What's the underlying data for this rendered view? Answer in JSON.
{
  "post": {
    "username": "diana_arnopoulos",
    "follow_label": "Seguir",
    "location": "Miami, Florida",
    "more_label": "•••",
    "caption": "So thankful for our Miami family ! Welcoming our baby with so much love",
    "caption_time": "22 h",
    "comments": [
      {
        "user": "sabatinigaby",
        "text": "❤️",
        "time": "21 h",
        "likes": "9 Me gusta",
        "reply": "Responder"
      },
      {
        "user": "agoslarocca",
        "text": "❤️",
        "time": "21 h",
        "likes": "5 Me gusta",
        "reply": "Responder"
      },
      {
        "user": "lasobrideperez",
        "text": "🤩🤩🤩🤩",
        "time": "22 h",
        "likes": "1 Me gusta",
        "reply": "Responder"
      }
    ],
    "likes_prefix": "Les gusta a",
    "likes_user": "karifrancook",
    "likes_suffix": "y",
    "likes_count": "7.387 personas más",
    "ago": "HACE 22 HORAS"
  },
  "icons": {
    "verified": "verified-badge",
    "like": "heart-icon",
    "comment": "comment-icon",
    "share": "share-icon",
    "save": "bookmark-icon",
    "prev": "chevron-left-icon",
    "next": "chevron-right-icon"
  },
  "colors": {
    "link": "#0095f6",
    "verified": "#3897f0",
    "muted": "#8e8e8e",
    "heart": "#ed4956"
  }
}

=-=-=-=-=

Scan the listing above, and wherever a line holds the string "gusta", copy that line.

● COMPLETED TASK
        "likes": "9 Me gusta",
        "likes": "5 Me gusta",
        "likes": "1 Me gusta",
    "likes_prefix": "Les gusta a",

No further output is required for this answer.